**What you will do**
Determine how many lines of the entries that follow contain "Keluar", and respond with that number alone.

-- Opening Marker --

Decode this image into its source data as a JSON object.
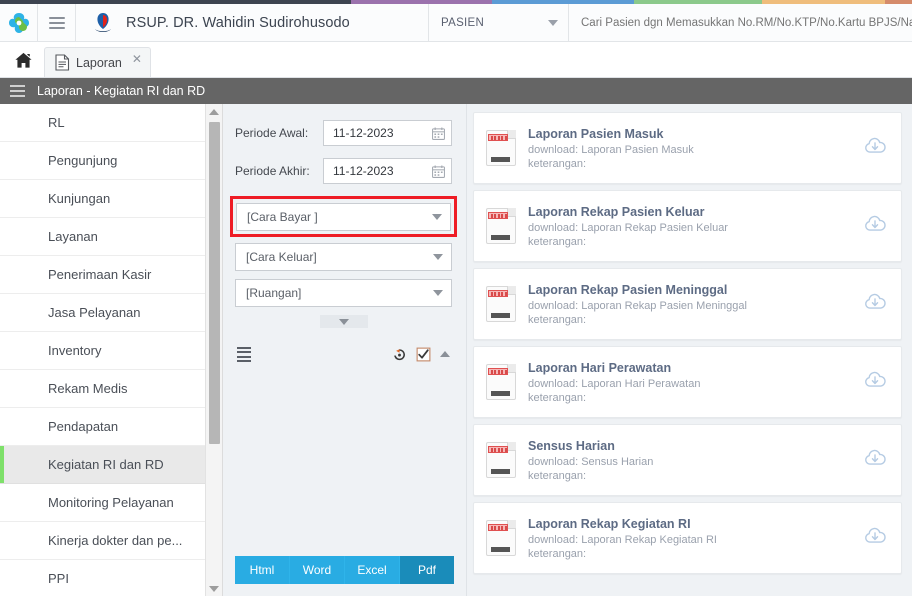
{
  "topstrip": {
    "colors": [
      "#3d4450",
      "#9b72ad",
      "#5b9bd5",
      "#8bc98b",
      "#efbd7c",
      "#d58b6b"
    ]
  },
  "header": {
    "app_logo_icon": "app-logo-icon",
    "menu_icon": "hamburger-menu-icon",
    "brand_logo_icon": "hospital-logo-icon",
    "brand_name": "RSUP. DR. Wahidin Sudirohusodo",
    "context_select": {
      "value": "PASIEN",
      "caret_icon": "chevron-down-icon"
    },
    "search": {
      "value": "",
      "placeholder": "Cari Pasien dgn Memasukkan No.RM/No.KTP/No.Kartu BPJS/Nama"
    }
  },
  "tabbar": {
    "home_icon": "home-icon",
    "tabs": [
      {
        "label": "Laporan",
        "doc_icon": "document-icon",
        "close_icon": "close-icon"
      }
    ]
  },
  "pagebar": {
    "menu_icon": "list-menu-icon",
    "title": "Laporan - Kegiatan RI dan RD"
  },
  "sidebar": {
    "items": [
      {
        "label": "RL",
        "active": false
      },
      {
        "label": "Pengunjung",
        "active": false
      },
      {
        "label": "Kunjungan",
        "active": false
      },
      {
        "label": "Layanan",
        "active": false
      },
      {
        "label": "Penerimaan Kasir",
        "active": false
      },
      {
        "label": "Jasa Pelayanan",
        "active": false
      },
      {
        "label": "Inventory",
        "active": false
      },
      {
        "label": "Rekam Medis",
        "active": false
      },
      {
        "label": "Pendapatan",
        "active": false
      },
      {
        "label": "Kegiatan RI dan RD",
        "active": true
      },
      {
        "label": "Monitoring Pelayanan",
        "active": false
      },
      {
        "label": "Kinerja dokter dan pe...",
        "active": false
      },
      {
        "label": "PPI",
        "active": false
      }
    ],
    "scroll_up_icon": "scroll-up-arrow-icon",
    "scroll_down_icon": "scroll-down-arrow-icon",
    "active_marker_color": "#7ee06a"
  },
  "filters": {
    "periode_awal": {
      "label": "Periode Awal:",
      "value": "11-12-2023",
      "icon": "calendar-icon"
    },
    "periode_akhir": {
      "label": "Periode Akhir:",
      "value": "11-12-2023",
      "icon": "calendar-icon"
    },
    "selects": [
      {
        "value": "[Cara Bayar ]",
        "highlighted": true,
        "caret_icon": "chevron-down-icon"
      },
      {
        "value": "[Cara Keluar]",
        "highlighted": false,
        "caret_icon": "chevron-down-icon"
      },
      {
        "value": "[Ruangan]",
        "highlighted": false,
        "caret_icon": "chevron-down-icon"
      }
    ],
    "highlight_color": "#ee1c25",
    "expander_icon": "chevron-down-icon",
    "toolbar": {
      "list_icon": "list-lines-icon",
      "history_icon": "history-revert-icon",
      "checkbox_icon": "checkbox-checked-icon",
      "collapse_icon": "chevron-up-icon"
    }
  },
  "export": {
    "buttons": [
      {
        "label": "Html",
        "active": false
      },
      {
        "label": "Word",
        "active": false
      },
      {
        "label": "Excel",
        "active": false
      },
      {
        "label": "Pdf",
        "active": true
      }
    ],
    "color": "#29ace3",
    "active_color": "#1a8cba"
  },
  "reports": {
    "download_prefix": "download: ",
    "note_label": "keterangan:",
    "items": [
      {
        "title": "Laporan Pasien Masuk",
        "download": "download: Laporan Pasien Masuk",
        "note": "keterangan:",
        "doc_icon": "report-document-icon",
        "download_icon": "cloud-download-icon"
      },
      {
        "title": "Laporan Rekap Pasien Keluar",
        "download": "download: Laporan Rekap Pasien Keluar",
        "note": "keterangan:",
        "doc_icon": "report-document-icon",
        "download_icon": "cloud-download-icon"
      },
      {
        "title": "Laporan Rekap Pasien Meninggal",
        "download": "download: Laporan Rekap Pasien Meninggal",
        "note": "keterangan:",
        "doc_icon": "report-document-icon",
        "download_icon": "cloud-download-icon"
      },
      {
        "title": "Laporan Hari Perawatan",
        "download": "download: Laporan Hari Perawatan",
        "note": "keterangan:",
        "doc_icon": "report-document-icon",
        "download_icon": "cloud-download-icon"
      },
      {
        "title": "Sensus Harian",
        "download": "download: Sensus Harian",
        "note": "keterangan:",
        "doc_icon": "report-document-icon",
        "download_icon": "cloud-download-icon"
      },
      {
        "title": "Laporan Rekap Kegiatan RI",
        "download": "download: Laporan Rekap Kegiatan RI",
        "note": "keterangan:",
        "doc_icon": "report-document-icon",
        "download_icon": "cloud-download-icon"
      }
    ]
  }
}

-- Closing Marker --

**Answer box**
3